Bennington, Vt., Aug. 17, 2012 -- FEMA Deputy Director, Richard Serino, (head of table) leads the FEMA Think Tank on the role of faith-based and community organizations in advancing the whole community approach to emergency management.
On August 17, we had a productive conversation about the role of faith-based and community organizations in emergency management. We heard a local story that involved Vermont organizations working together during Hurricane Irene. We heard about the creation of mutually-beneficial partnerships between faith-based, community organizations and emergency managers. And we heard about steps to enhance these existing partnerships.
More than 450 people participated by phone, and a number of participants traveled to Bennington College to join us in Vermont. We all benefitted from an engaging discussion on the whole community approach of faith-based and community organizations as a critical role in emergency management.
We were fortunate to have Max Finberg, senior policy advisor for the White House Office of Faith-based and Neighborhood Partnerships, who offered greetings from the President and the WHOFBNP office. He stressed the importance of faith-based and community organizations in the response phase that came together during Hurricane Irene in his upstate New York hometown of Margaretville, located in the Catskill Mountains.
Working with Faith-based and Community Organizations across Vermont
Our first topic discussed a Vermont story on faith-based and community organizations working together during and following Hurricane Irene. This discussion highlighted the importance of building relationships with different organizations and denominations, including the American Red Cross, AmeriCorps, National Civilian Community Corps, and others. These relationships proved to be important in creating the post-Hurricane Irene Vermont Disaster Relief Fund to assist with long-term recovery assistance as well as a handful of Vermonters to put policies in place to meet unmet needs.
Community businesses also came to the table, including a bakery in Bennington that used social media to articulate community needs. The bakery partnered with the interfaith council to continue to assist the needs of the community. Ultimately, through the long-term recovery, these relationships were critical in focusing on the needs of survivors.
Creating Mutual Beneficial Partnerships between Diverse Faith-based Community Organizations and Emergency Managers
Miami-Dade County’s “Communities Organized to Respond in Emergencies” (CORE) highlighted creating mutually-beneficial partnerships between faith-based organizations and emergency managers. CORE is part of the Department of Homeland Security effort to build resilience within diverse communities. The CORE program includes plans to assist 8,000 survivors after a disaster and expands this partnership to encourage others to reach out to additional partners.
Enhancing Partnerships with Emergency Managers, Faith-based and Community Organizations
Communication is key to enhancing existing partnerships during long-term recovery efforts after a disaster and is necessary to continue to know what organizations are doing to ensure coordinated efforts. Lessons learned included how to enhance existing partnerships, guidelines prior to disasters, and knowing contacts for government and other disaster resources.
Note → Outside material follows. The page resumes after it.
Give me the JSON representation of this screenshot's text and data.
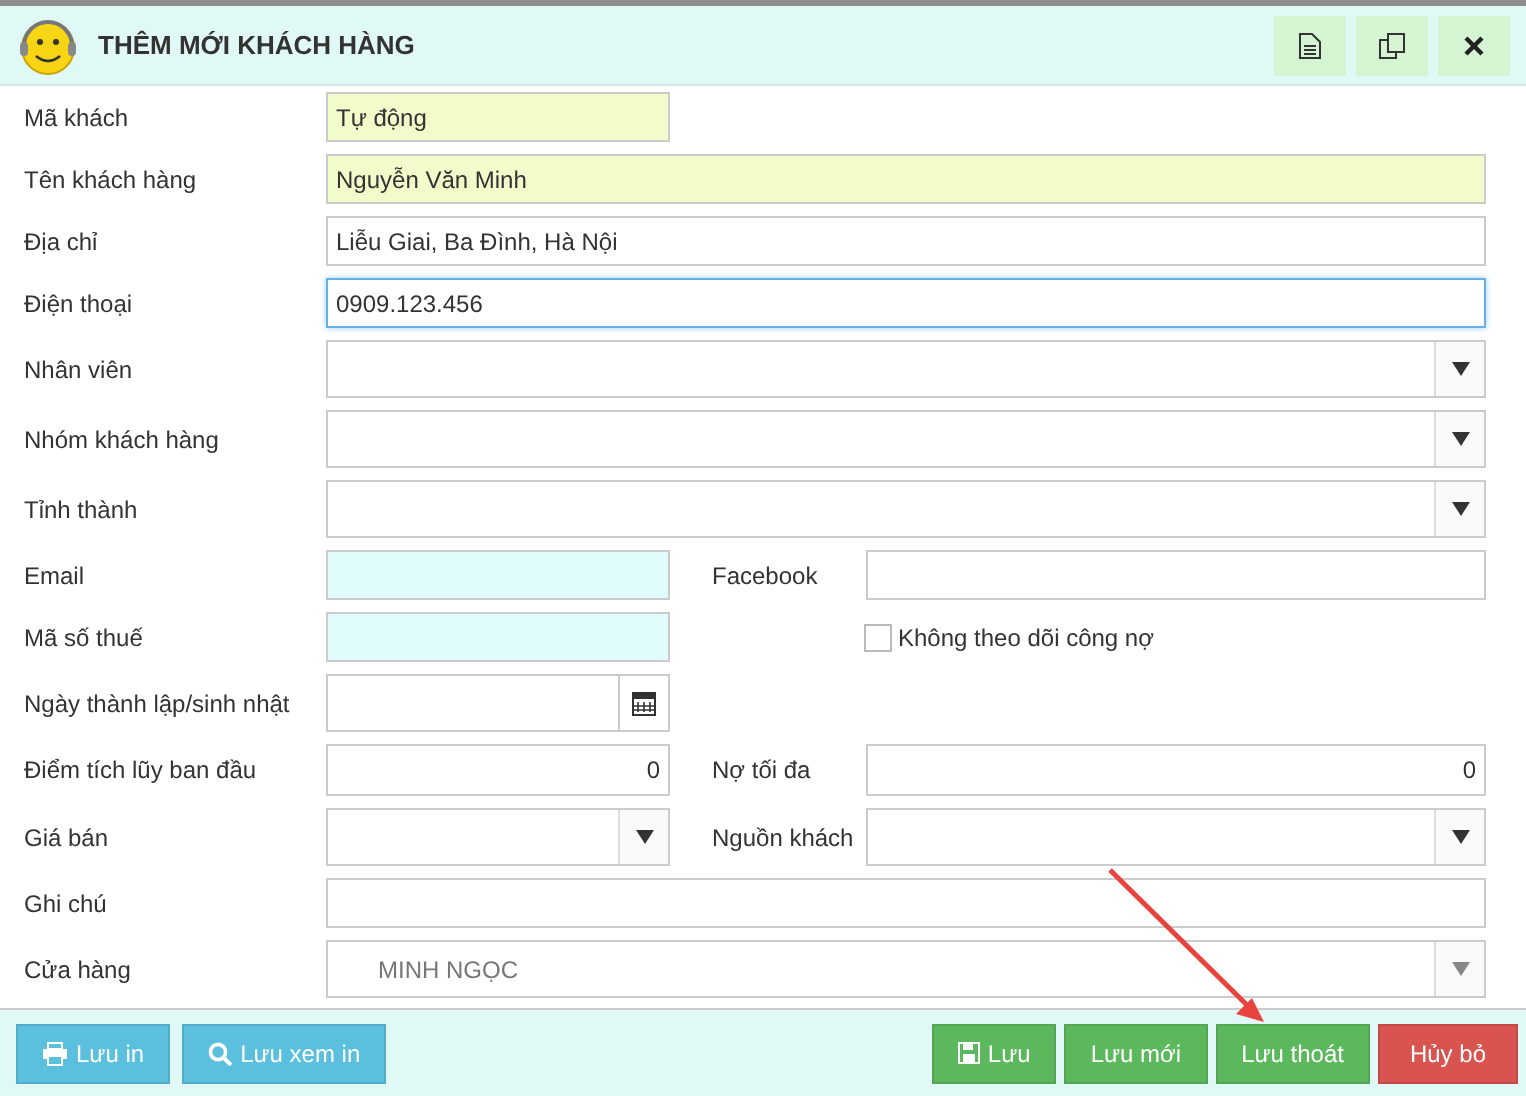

The next Think Tank conference call will take place in September during National Preparedness Month. The theme for discussion will be engaging the next generation in public service.
I encourage participants to continue the conversation on the Think Tank Online Forum by sharing and discussing ideas. A full audio and transcript of the August 17 conference call is available at www.fema.gov/fema-think-tank.